by Tapuwa Mashangwa
In the agriculture sector, there are a few achievements that can be done on your own. Success requires an aggregated proactive approach from individuals, companies, governments and non-governmental organisations.
From smallholder farmers to commercial farmers in sub-Saharan Africa, efficient and effective planning in agriculture begins with an in-depth analysis of the market. Currently, 60 percent of the population of sub-Saharan Africa is smallholder farmers that are affected by the price of the inputs, inconsistency of produce quality, lack of affordable advertising, low incomes, unstable climate and temperatures, low fertility of soils and poor topography, unavailability of water and labour, low number of buyers, and unfavourable government policies.
Some of these factors can be mitigated by the collaborative effort of farmers working together to face the challenges through forming farming groups that supply a specific product. By doing so, they can manage to share costs of advertising, inputs, and transport.

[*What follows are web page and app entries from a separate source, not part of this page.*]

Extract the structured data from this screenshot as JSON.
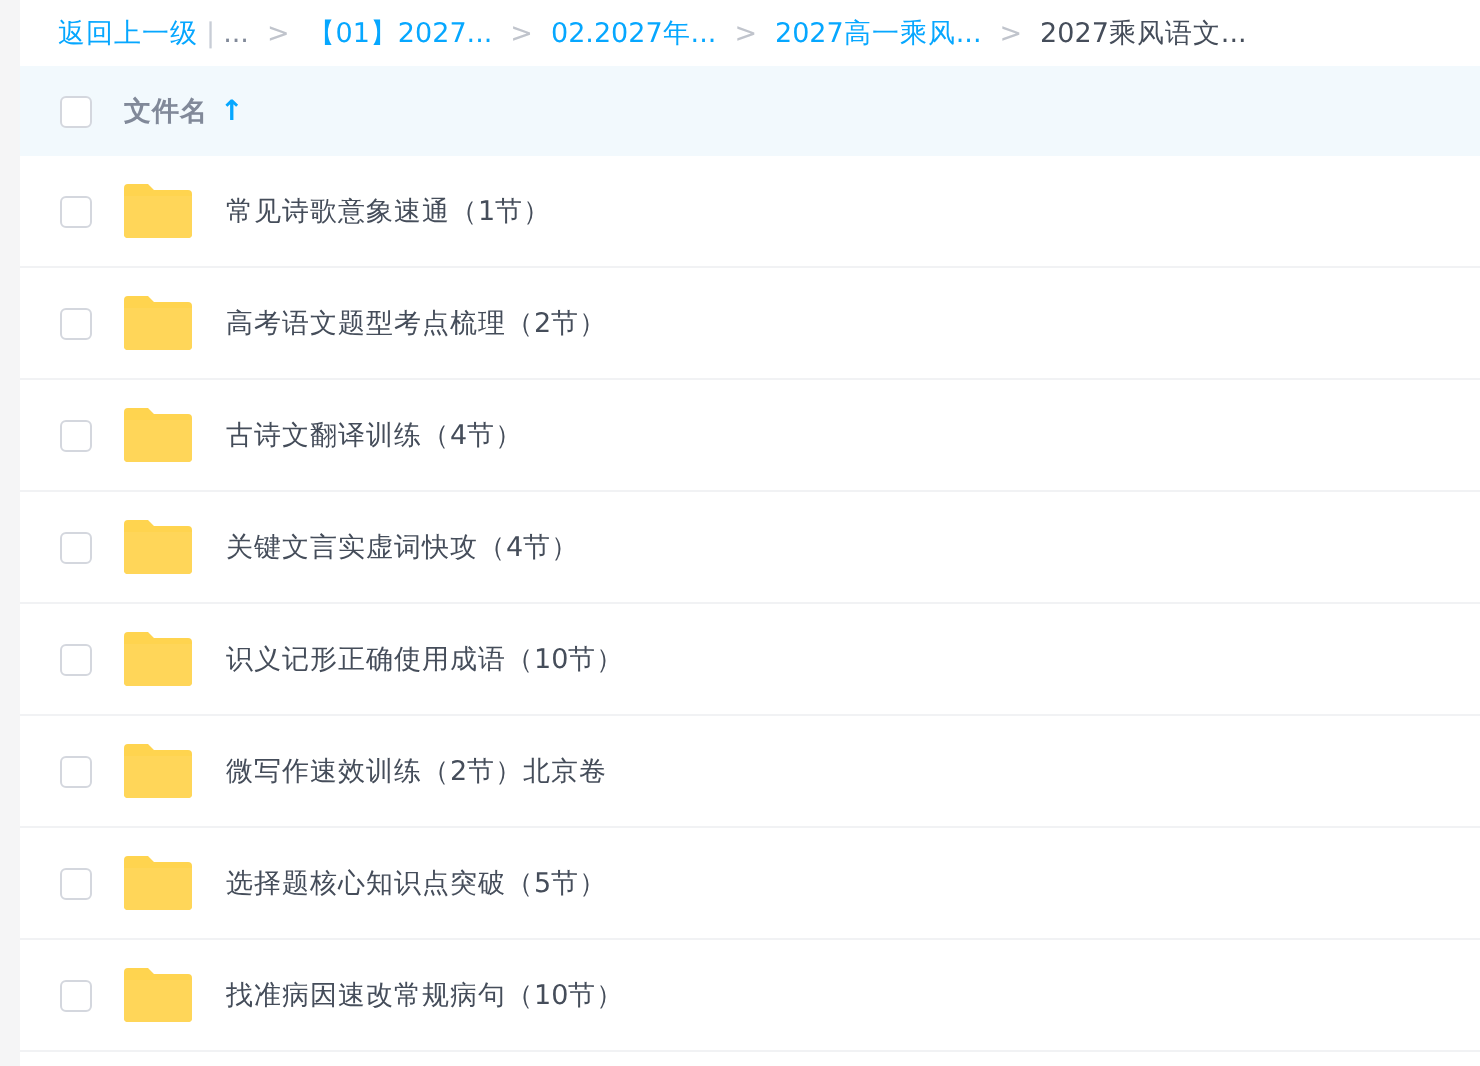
{
  "breadcrumb": {
    "back": "返回上一级",
    "divider": "|",
    "items": [
      {
        "kind": "ellipsis",
        "label": "..."
      },
      {
        "kind": "link",
        "label": "【01】2027..."
      },
      {
        "kind": "link",
        "label": "02.2027年..."
      },
      {
        "kind": "link",
        "label": "2027高一乘风..."
      },
      {
        "kind": "current",
        "label": "2027乘风语文..."
      }
    ],
    "separator": ">"
  },
  "table": {
    "select_all": {
      "checked": false
    },
    "column": {
      "label": "文件名",
      "sort_arrow": "↑"
    },
    "rows": [
      {
        "name": "常见诗歌意象速通（1节）",
        "checked": false
      },
      {
        "name": "高考语文题型考点梳理（2节）",
        "checked": false
      },
      {
        "name": "古诗文翻译训练（4节）",
        "checked": false
      },
      {
        "name": "关键文言实虚词快攻（4节）",
        "checked": false
      },
      {
        "name": "识义记形正确使用成语（10节）",
        "checked": false
      },
      {
        "name": "微写作速效训练（2节）北京卷",
        "checked": false
      },
      {
        "name": "选择题核心知识点突破（5节）",
        "checked": false
      },
      {
        "name": "找准病因速改常规病句（10节）",
        "checked": false
      }
    ]
  }
}
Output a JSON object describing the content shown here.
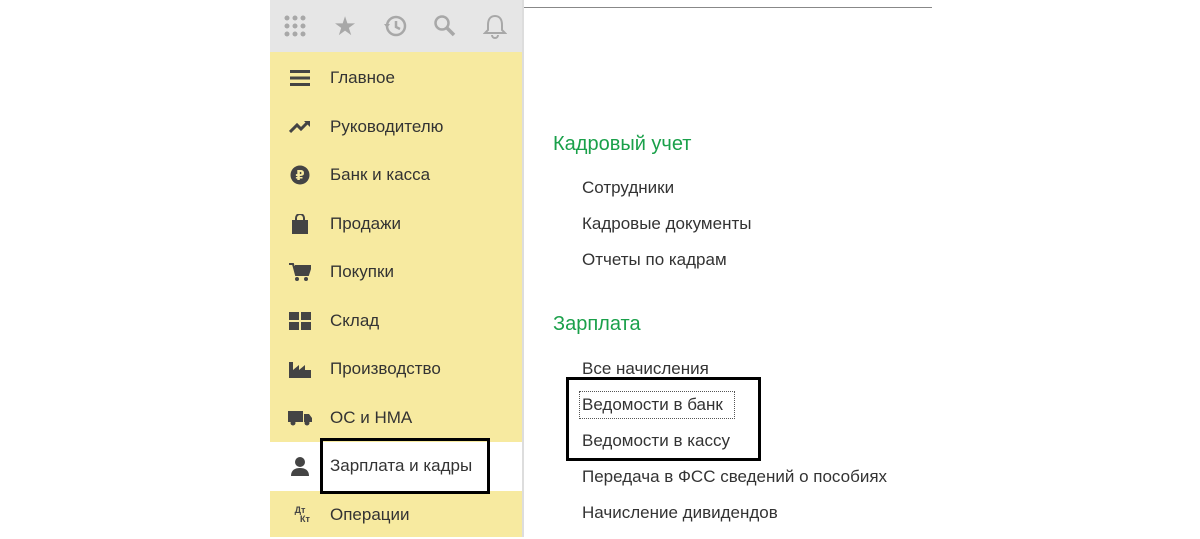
{
  "toolbar": {
    "icons": [
      "apps-grid-icon",
      "star-icon",
      "history-icon",
      "search-icon",
      "bell-icon"
    ]
  },
  "sidebar": {
    "items": [
      {
        "label": "Главное",
        "icon": "menu-icon"
      },
      {
        "label": "Руководителю",
        "icon": "trend-icon"
      },
      {
        "label": "Банк и касса",
        "icon": "ruble-icon"
      },
      {
        "label": "Продажи",
        "icon": "bag-icon"
      },
      {
        "label": "Покупки",
        "icon": "cart-icon"
      },
      {
        "label": "Склад",
        "icon": "warehouse-icon"
      },
      {
        "label": "Производство",
        "icon": "factory-icon"
      },
      {
        "label": "ОС и НМА",
        "icon": "truck-icon"
      },
      {
        "label": "Зарплата и кадры",
        "icon": "person-icon",
        "selected": true
      },
      {
        "label": "Операции",
        "icon": "dt-kt-icon",
        "icon_text": "Дт Кт"
      }
    ]
  },
  "main": {
    "sections": [
      {
        "title": "Кадровый учет",
        "links": [
          "Сотрудники",
          "Кадровые документы",
          "Отчеты по кадрам"
        ]
      },
      {
        "title": "Зарплата",
        "links": [
          "Все начисления",
          "Ведомости в банк",
          "Ведомости в кассу",
          "Передача в ФСС сведений о пособиях",
          "Начисление дивидендов"
        ]
      }
    ]
  },
  "colors": {
    "sidebar": "#f7eaa0",
    "section_title": "#1aa04a",
    "toolbar": "#e6e6e6"
  }
}
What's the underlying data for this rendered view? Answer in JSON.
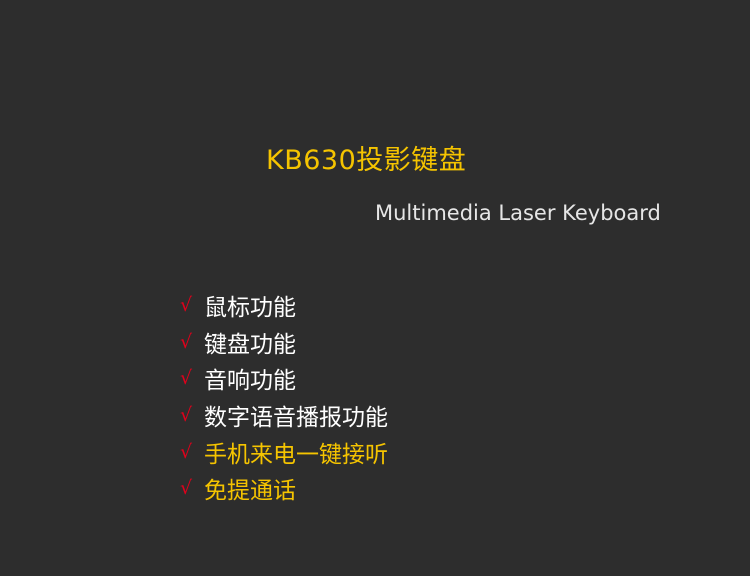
{
  "title": "KB630投影键盘",
  "subtitle": "Multimedia Laser Keyboard",
  "check_mark": "√",
  "features": [
    {
      "label": "鼠标功能"
    },
    {
      "label": "键盘功能"
    },
    {
      "label": "音响功能"
    },
    {
      "label": "数字语音播报功能"
    },
    {
      "label": "手机来电一键接听"
    },
    {
      "label": "免提通话"
    }
  ],
  "colors": {
    "background": "#2d2d2d",
    "title": "#f5c400",
    "check": "#e0001b",
    "text": "#ffffff",
    "highlight": "#f5c400"
  }
}
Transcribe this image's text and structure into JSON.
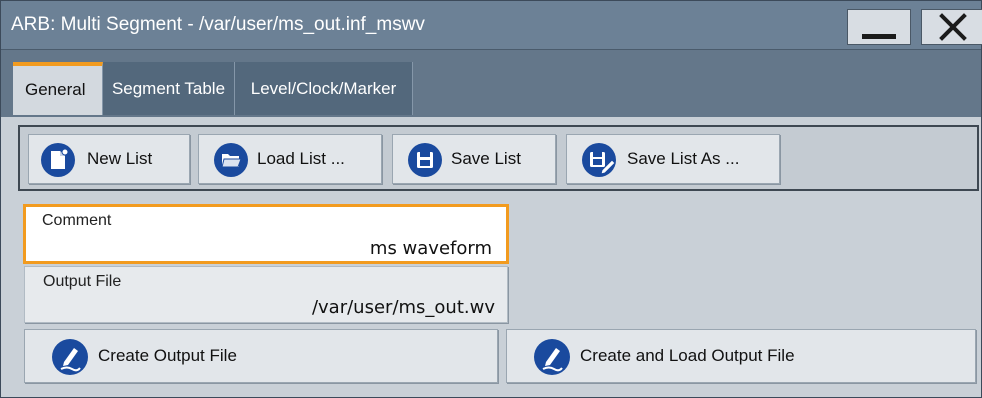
{
  "window": {
    "title": "ARB: Multi Segment - /var/user/ms_out.inf_mswv",
    "minimize_icon": "minimize-icon",
    "close_icon": "close-icon"
  },
  "tabs": [
    {
      "label": "General",
      "active": true
    },
    {
      "label": "Segment Table",
      "active": false
    },
    {
      "label": "Level/Clock/Marker",
      "active": false
    }
  ],
  "toolbar": {
    "new_list": {
      "label": "New List",
      "icon": "new-document-icon"
    },
    "load_list": {
      "label": "Load List ...",
      "icon": "folder-open-icon"
    },
    "save_list": {
      "label": "Save List",
      "icon": "floppy-disk-icon"
    },
    "save_list_as": {
      "label": "Save List As ...",
      "icon": "floppy-disk-edit-icon"
    }
  },
  "comment": {
    "label": "Comment",
    "value": "ms waveform"
  },
  "output_file": {
    "label": "Output File",
    "value": "/var/user/ms_out.wv"
  },
  "actions": {
    "create_output": {
      "label": "Create Output File",
      "icon": "pen-icon"
    },
    "create_and_load": {
      "label": "Create and Load Output File",
      "icon": "pen-icon"
    }
  },
  "colors": {
    "accent": "#f29b1f",
    "icon_circle": "#1a4a9e",
    "titlebar": "#6c8196",
    "tabstrip": "#64778a"
  }
}
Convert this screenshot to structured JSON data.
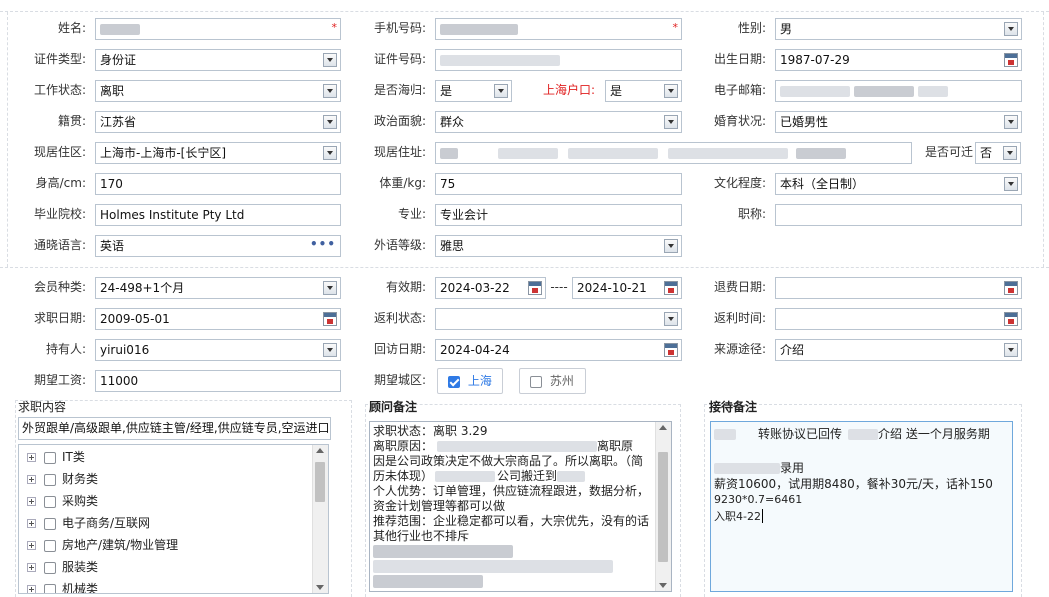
{
  "basic": {
    "name_label": "姓名:",
    "phone_label": "手机号码:",
    "gender_label": "性别:",
    "gender_value": "男",
    "id_type_label": "证件类型:",
    "id_type_value": "身份证",
    "id_no_label": "证件号码:",
    "birth_label": "出生日期:",
    "birth_value": "1987-07-29",
    "work_status_label": "工作状态:",
    "work_status_value": "离职",
    "overseas_label": "是否海归:",
    "overseas_value": "是",
    "hukou_label": "上海户口:",
    "hukou_value": "是",
    "email_label": "电子邮箱:",
    "native_label": "籍贯:",
    "native_value": "江苏省",
    "politics_label": "政治面貌:",
    "politics_value": "群众",
    "marital_label": "婚育状况:",
    "marital_value": "已婚男性",
    "region_label": "现居住区:",
    "region_value": "上海市-上海市-[长宁区]",
    "address_label": "现居住址:",
    "relocate_label": "是否可迁",
    "relocate_value": "否",
    "height_label": "身高/cm:",
    "height_value": "170",
    "weight_label": "体重/kg:",
    "weight_value": "75",
    "education_label": "文化程度:",
    "education_value": "本科（全日制）",
    "school_label": "毕业院校:",
    "school_value": "Holmes Institute Pty Ltd",
    "major_label": "专业:",
    "major_value": "专业会计",
    "title_label": "职称:",
    "title_value": "",
    "language_label": "通晓语言:",
    "language_value": "英语",
    "lang_level_label": "外语等级:",
    "lang_level_value": "雅思",
    "more_glyph": "•••",
    "required_mark": "*"
  },
  "membership": {
    "type_label": "会员种类:",
    "type_value": "24-498+1个月",
    "valid_label": "有效期:",
    "valid_from": "2024-03-22",
    "valid_sep": "----",
    "valid_to": "2024-10-21",
    "refund_label": "退费日期:",
    "refund_value": "",
    "apply_label": "求职日期:",
    "apply_value": "2009-05-01",
    "rebate_status_label": "返利状态:",
    "rebate_status_value": "",
    "rebate_time_label": "返利时间:",
    "rebate_time_value": "",
    "holder_label": "持有人:",
    "holder_value": "yirui016",
    "visit_label": "回访日期:",
    "visit_value": "2024-04-24",
    "source_label": "来源途径:",
    "source_value": "介绍",
    "salary_label": "期望工资:",
    "salary_value": "11000",
    "city_label": "期望城区:",
    "city_options": [
      {
        "label": "上海",
        "checked": true
      },
      {
        "label": "苏州",
        "checked": false
      }
    ]
  },
  "job": {
    "title": "求职内容",
    "content_value": "外贸跟单/高级跟单,供应链主管/经理,供应链专员,空运进口",
    "tree": [
      "IT类",
      "财务类",
      "采购类",
      "电子商务/互联网",
      "房地产/建筑/物业管理",
      "服装类",
      "机械类"
    ]
  },
  "consultant": {
    "title": "顾问备注",
    "lines": [
      "求职状态：离职  3.29",
      "离职原因：",
      "因是公司政策决定不做大宗商品了。所以离职。（简",
      "历未体现）",
      "个人优势：订单管理，供应链流程跟进，数据分析，",
      "资金计划管理等都可以做",
      "推荐范围：企业稳定都可以看，大宗优先，没有的话",
      "其他行业也不排斥"
    ],
    "line2_tail": "离职原",
    "line4_mid": "公司搬迁到"
  },
  "reception": {
    "title": "接待备注",
    "line1_a": "转账协议已回传",
    "line1_b": "介绍 送一个月服务期",
    "line2_tail": "录用",
    "line3": "薪资10600，试用期8480，餐补30元/天，话补150",
    "line4": "9230*0.7=6461",
    "line5": "入职4-22"
  }
}
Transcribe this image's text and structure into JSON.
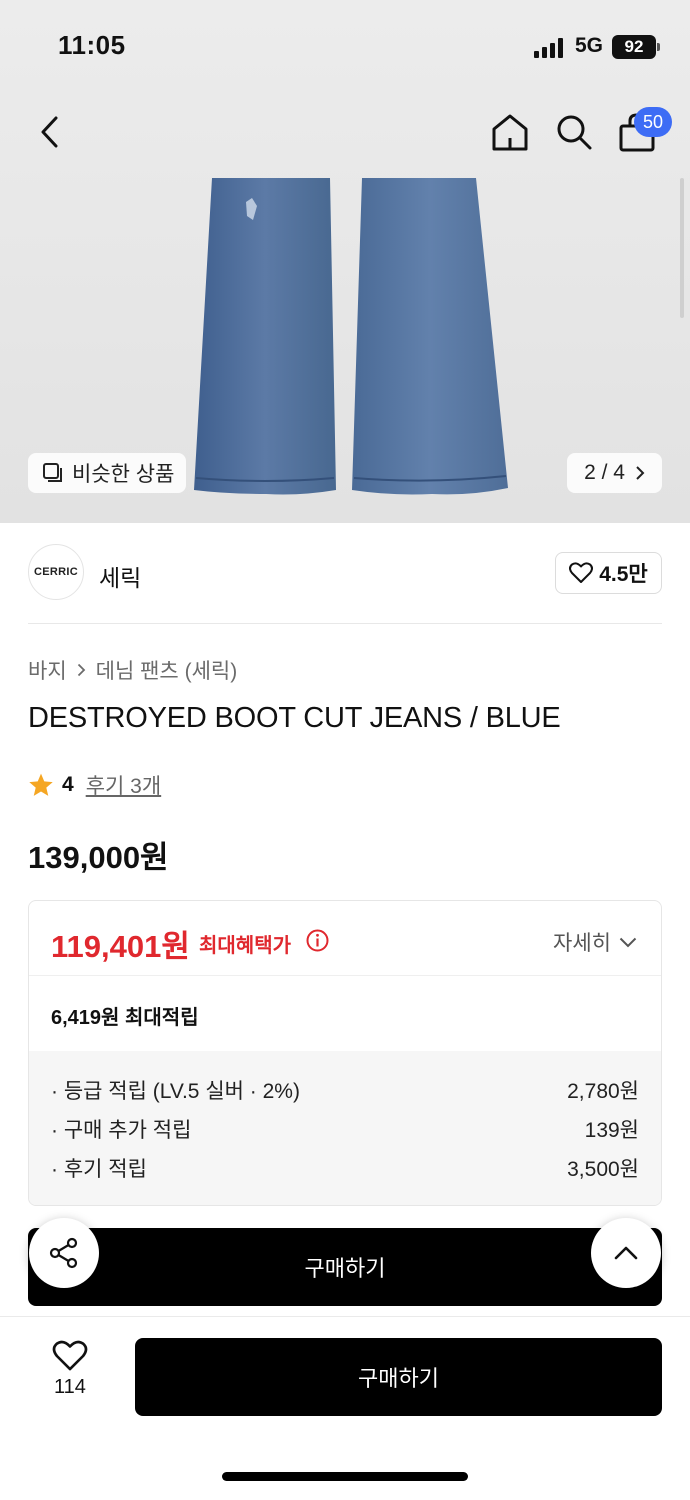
{
  "status_bar": {
    "time": "11:05",
    "network": "5G",
    "battery": "92"
  },
  "nav": {
    "cart_count": "50"
  },
  "image": {
    "similar_label": "비슷한 상품",
    "pager": "2 / 4"
  },
  "brand": {
    "logo_text": "CERRIC",
    "name": "세릭",
    "likes": "4.5만"
  },
  "breadcrumb": {
    "category": "바지",
    "subcategory": "데님 팬츠 (세릭)"
  },
  "product": {
    "title": "DESTROYED BOOT CUT JEANS / BLUE",
    "rating": "4",
    "reviews": "후기 3개",
    "price": "139,000원"
  },
  "benefit": {
    "max_price": "119,401원",
    "max_label": "최대혜택가",
    "detail_label": "자세히",
    "points_summary": "6,419원 최대적립",
    "points": [
      {
        "label": "· 등급 적립 (LV.5 실버 · 2%)",
        "value": "2,780원"
      },
      {
        "label": "· 구매 추가 적립",
        "value": "139원"
      },
      {
        "label": "· 후기 적립",
        "value": "3,500원"
      }
    ]
  },
  "actions": {
    "buy_inline": "구매하기",
    "buy_main": "구매하기",
    "wish_count": "114"
  },
  "colors": {
    "accent_red": "#e0282e",
    "badge_blue": "#3d6cf5",
    "star": "#f5a623"
  }
}
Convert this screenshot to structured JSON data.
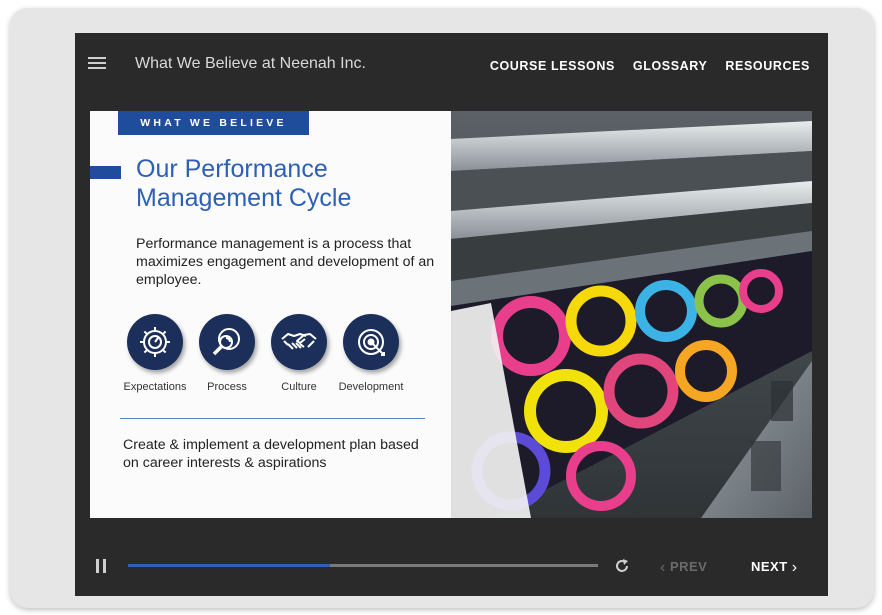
{
  "app": {
    "title": "What We Believe at Neenah Inc."
  },
  "nav": {
    "links": [
      "COURSE LESSONS",
      "GLOSSARY",
      "RESOURCES"
    ]
  },
  "slide": {
    "tag": "WHAT WE BELIEVE",
    "heading": "Our Performance Management Cycle",
    "body": "Performance management is a process that maximizes engagement and development of an employee.",
    "icons": [
      {
        "label": "Expectations",
        "icon": "gear-icon"
      },
      {
        "label": "Process",
        "icon": "magnifier-icon"
      },
      {
        "label": "Culture",
        "icon": "handshake-icon"
      },
      {
        "label": "Development",
        "icon": "target-icon"
      }
    ],
    "footer": "Create & implement a development plan based on career interests & aspirations",
    "colors": {
      "accent": "#1f4c9b",
      "heading": "#2d5fb5",
      "icon_bg": "#1c2f5a"
    }
  },
  "controls": {
    "progress": 0.43,
    "prev_label": "PREV",
    "next_label": "NEXT"
  }
}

Some high-cost inputs may be purchased off-season when the product to be supplied is not being grown. Most agribusiness retail outlets sometimes have surplus goods leftover from the farming season of a certain crop or animal productive period. Thus farmers can benefit from the low pricing provided during the off-season period of the produce.
To address the inconsistency of produce, farmers can attend workshops that teach farmers about ensuring that they produce the best quality for the market. The better the quality, the higher the price farmers can obtain for their products. It can even eventually lead to farmers exporting these goods. There are agricultural products that require licences before production begins. For instance, in Zimbabwe, a license for hemp production costs USD 57 000. The cost of a license falls on the farmer, but such a large amount is too expensive for one farmer.
However, if more farmers can contribute towards the amount, they can then subsequently supply the market. As the internet becomes more affordable for most of sub-Saharan Africa, advertising through platforms such as WhatsApp, Twitter and Facebook also become easier and cheaper. There are companies offering satellite dish internet installations to improve internet access in remote areas.
Not only does this provide a reliable market for produce, but it can also act as a fundraising technique for farmers. This can happen in the form of crowdfunding groups, public and private companies, the government and non-governmental organisations.
General knowledge of the market is always a plus. There is no need to focus on high value produce knowing well that most consumers cannot afford it. As commonly said, give the people what they want, thus eliminating loss of perishable produce and lack of returns on produce because of supplying the market with what it does not need.
Payment plans can be created for farmers requiring funds for inputs or to cover operational costs. Security for this finance can be backed by collateral provided by the farmers, governments, and the central banks. The benefit of this is to stimulate production and improve agricultural GDP performance. A lot of farmers do not belong to any agricultural association or body. In this way, they cut themselves off from vital information that would aid them in their production systems as well as free inputs or assistance when it comes to their agricultural projects.
The subscription fees to join the agricultural associations or bodies are relatively affordable, and more farmers need to join these groups. As most of the sub-Saharan countries look toward satisfying Sustainable Development Goals (SDG) 2030 through the United Nations Development Programme (UNDP) – which seeks to end poverty, protect the planet, and bring peace and prosperity to all – a lot of funding is going towards agricultural projects. More awareness about these opportunities should still be intensively directed toward farmers in need.